Pergamon Press, Oxford, United Kingdom. DOT. 2001. S. Congress on Environmental Review of Airport Improvement Projects. Office of the Secretary, May. , and F. X. McKelvey. 1983. Planning and Design of Airports, 3rd ed. McGrawHill, New York. NASAO. 1992. Assessment of Airport and Air Transportation Research Needs. FAA and the Volpe National Transportation Systems Center. TRB. 2002. Special Report 263: Future Flight: A Review of the Small Aircraft Transportation System Concept. C. 2 Airport Research Needs A irport-related research in the United States covers a wide spectrum of needs and topics.

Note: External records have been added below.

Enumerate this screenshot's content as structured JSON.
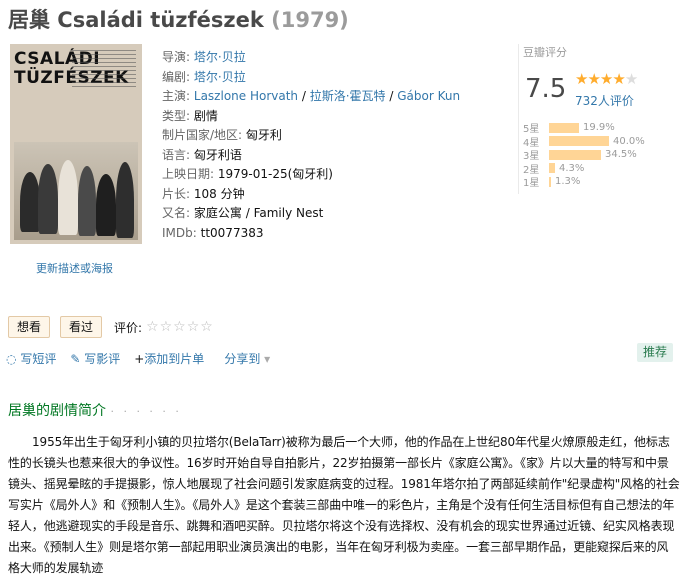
{
  "header": {
    "title": "居巢 Családi tüzfészek",
    "year": "(1979)"
  },
  "poster": {
    "poster_title": "CSALÁDI TÜZFÉSZEK",
    "caption": "更新描述或海报"
  },
  "info": {
    "director_label": "导演",
    "director": "塔尔·贝拉",
    "writer_label": "编剧",
    "writer": "塔尔·贝拉",
    "cast_label": "主演",
    "cast": [
      "Laszlone Horvath",
      "拉斯洛·霍瓦特",
      "Gábor Kun"
    ],
    "genre_label": "类型",
    "genre": "剧情",
    "country_label": "制片国家/地区",
    "country": "匈牙利",
    "language_label": "语言",
    "language": "匈牙利语",
    "release_label": "上映日期",
    "release": "1979-01-25(匈牙利)",
    "runtime_label": "片长",
    "runtime": "108 分钟",
    "aka_label": "又名",
    "aka": "家庭公寓 / Family Nest",
    "imdb_label": "IMDb",
    "imdb": "tt0077383"
  },
  "rating": {
    "header": "豆瓣评分",
    "score": "7.5",
    "stars_filled": 4,
    "stars_total": 5,
    "votes": "732人评价",
    "bar_color": "#ffd596",
    "breakdown": [
      {
        "label": "5星",
        "pct": "19.9%",
        "value": 19.9
      },
      {
        "label": "4星",
        "pct": "40.0%",
        "value": 40.0
      },
      {
        "label": "3星",
        "pct": "34.5%",
        "value": 34.5
      },
      {
        "label": "2星",
        "pct": "4.3%",
        "value": 4.3
      },
      {
        "label": "1星",
        "pct": "1.3%",
        "value": 1.3
      }
    ]
  },
  "actions": {
    "want": "想看",
    "watched": "看过",
    "rate_label": "评价:",
    "empty_stars": "☆☆☆☆☆"
  },
  "links": {
    "comment": "写短评",
    "review": "写影评",
    "add_list": "添加到片单",
    "share": "分享到",
    "recommend": "推荐"
  },
  "synopsis": {
    "title": "居巢的剧情简介",
    "dots": "· · · · · ·",
    "text": "1955年出生于匈牙利小镇的贝拉塔尔(BelaTarr)被称为最后一个大师，他的作品在上世纪80年代星火燎原般走红，他标志性的长镜头也惹来很大的争议性。16岁时开始自导自拍影片，22岁拍摄第一部长片《家庭公寓》。《家》片以大量的特写和中景镜头、摇晃晕眩的手提摄影，惊人地展现了社会问题引发家庭病变的过程。1981年塔尔拍了两部延续前作\"纪录虚构\"风格的社会写实片《局外人》和《预制人生》。《局外人》是这个套装三部曲中唯一的彩色片，主角是个没有任何生活目标但有自己想法的年轻人，他逃避现实的手段是音乐、跳舞和酒吧买醉。贝拉塔尔将这个没有选择权、没有机会的现实世界通过近镜、纪实风格表现出来。《预制人生》则是塔尔第一部起用职业演员演出的电影，当年在匈牙利极为卖座。一套三部早期作品，更能窥探后来的风格大师的发展轨迹"
  }
}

For the most part, FAA administers these requirements, because it has primary responsibility for the safety, security, and efficient operations of the civil aviation system. Since the September 11th terrorist attacks, many aviation security responsibilities have been shifted to the newly created Department of Homeland Security and Transportation Security Administration (TSA). TSA requirements, which have major implications for airports, are described later. For other purposes, FAA’s authority prevails, since it implements and enforces 1.
FAA Grant Requirements FAA, which administers both the AIP and PFC programs, has a stewardship role in ensuring that the funds are used wisely and fairly. Accordingly, airports must obtain FAA approval for intended uses of AIP and PFC funds. To gain this approval, airports must typically follow FAA specifications for designs, materials, methods, and procedures. FAA maintains a series of advisory circulars that contain many of these standards. They cover all kinds of projects eligible for federal aid.